Dataset rows describing interfaces:
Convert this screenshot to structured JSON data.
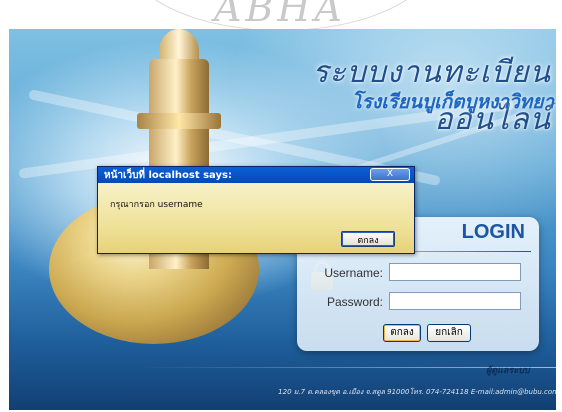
{
  "watermark": "ABHA",
  "banner": {
    "system_title": "ระบบงานทะเบียนออนไลน์",
    "school_name": "โรงเรียนบูเก็ตบูหงาวิทยา"
  },
  "login": {
    "heading": "LOGIN",
    "username_label": "Username:",
    "username_value": "",
    "password_label": "Password:",
    "password_value": "",
    "ok_button": "ตกลง",
    "cancel_button": "ยกเลิก",
    "admin_link": "ผู้ดูแลระบบ"
  },
  "footer": {
    "address": "120 ม.7 ต.คลองขุด อ.เมือง จ.สตูล 91000โทร. 074-724118 E-mail:admin@bubu.com"
  },
  "dialog": {
    "title": "หน้าเว็บที่ localhost says:",
    "close_label": "X",
    "message": "กรุณากรอก username",
    "ok_button": "ตกลง"
  },
  "colors": {
    "heading_blue": "#1c56a0",
    "dialog_title_blue": "#0a5fd8",
    "dialog_body": "#efe29a"
  }
}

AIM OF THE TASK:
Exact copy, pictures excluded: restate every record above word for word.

RESPONSE:
Convert this screenshot to structured JSON data.
{
  "watermark": "ABHA",
  "banner": {
    "system_title": "ระบบงานทะเบียนออนไลน์",
    "school_name": "โรงเรียนบูเก็ตบูหงาวิทยา"
  },
  "login": {
    "heading": "LOGIN",
    "username_label": "Username:",
    "username_value": "",
    "password_label": "Password:",
    "password_value": "",
    "ok_button": "ตกลง",
    "cancel_button": "ยกเลิก",
    "admin_link": "ผู้ดูแลระบบ"
  },
  "footer": {
    "address": "120 ม.7 ต.คลองขุด อ.เมือง จ.สตูล 91000โทร. 074-724118 E-mail:admin@bubu.com"
  },
  "dialog": {
    "title": "หน้าเว็บที่ localhost says:",
    "close_label": "X",
    "message": "กรุณากรอก username",
    "ok_button": "ตกลง"
  },
  "colors": {
    "heading_blue": "#1c56a0",
    "dialog_title_blue": "#0a5fd8",
    "dialog_body": "#efe29a"
  }
}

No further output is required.